What’s the first thing that comes to mind when we say “summer refresher”?
You’ll probably say lemonade. In fact, in most parts of United States, that would be the most popular answer.
But not in Mississippi. Ask anyone who comes from the Delta region of the Magnolia State – the wide swathe of northwest Mississippi that lies between the Mississippi and Yazoo rivers, and they’ll say: Koolickles.
Koolickles are nothing but dill pickles double-dipped in Kool-Aid. The bath in a colored Kool-Aid drink adds a candy sweetness to the acidic taste of pickle vinegar, and it’s utterly refreshing to suck on a Koolickle popsicle during hot, muggy summer months when the temperature is somewhere north of 90 degrees.
But when you think about it, Koolickles do make an awful lot of sense. Acidic flavors stimulate salivation when outside conditions are dehydrating and the body needs a regular supply of moisture. Early Southern settlers, for example, used to drink vinegar water to revive themselves when they worked outdoors in the sweltering heat. In present day Mississippi, the acidity of pickle vinegar is spiked with the fruity sweetness of Kool-Aid, and Koolickles have been a smash hit here, ever since it was first discovered south of Clarksdale, in the Washington County city of Leland.
Colorful Koolickles are available everywhere in small Delta towns these days, and you’ll probably find some in neighborhood convenience stores like Double Quick to eat with your bag of Mississippi Cheese Straws. They’re often advertised as `Pickoolas’ as well. In fact, sales of this interesting Mississippi treat have become so profitable that Double Quick applied for a Koolickle trademark in 2007.
It is true that Koolickles are a bit of an acquired taste. For first-timers, the idea a neon-colored pickled dill dunked in Kool-Aid is a little hard to swallow. New York Times once commented that they were “either the worst thing to happen to pickles since plastic brining barrels or a brave new taste sensation to be celebrated”.
But how do you find out if you like the taste of Koolickles if you don’t live in the South?
Easy. Make it at home. The recipe (given below) is pretty simple and it’s a pretty fun thing to make for your next picnic or weekend lunch. And just so you know, it isn’t just kids and women who adore the taste of Koolickles.
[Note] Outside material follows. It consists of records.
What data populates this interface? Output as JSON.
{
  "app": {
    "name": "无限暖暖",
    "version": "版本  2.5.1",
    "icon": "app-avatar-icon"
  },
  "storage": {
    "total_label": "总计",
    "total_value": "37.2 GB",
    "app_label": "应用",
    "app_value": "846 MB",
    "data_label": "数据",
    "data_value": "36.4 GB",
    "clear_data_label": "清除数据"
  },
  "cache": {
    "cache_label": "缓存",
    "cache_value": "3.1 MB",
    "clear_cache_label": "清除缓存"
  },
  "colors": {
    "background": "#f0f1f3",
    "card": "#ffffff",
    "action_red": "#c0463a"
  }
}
Full-grown Mississippian males are also known to relish spears of Crayola-colored dill pickles as they cheer Mississippi Bulldogs/Ole Miss Rebels go grab the Egg Bowl.
How To Make Koolickles (Kool-Aid Pickles)
• Jar of whole dill pickles: 1 gallon
• Sugar: 1 lb
• Kool-Aid Sachets: 2 (unsweetened, any flavor)
1) Drain pickle juice from the jar of pickles and set aside.
2) Slice the pickles in half (lengthwise) and return them to the jar.
3) Mix sugar and Kool-Aid with the pickle juice you set aside, and stir until the sugar is completely dissolved.
4) Pour this liquid mix into the jar, making sure that the dill pickles are completely covered.
5) Close the jar and put it in the fridge for at least a week, until the color and flavors have transferred into the pickles.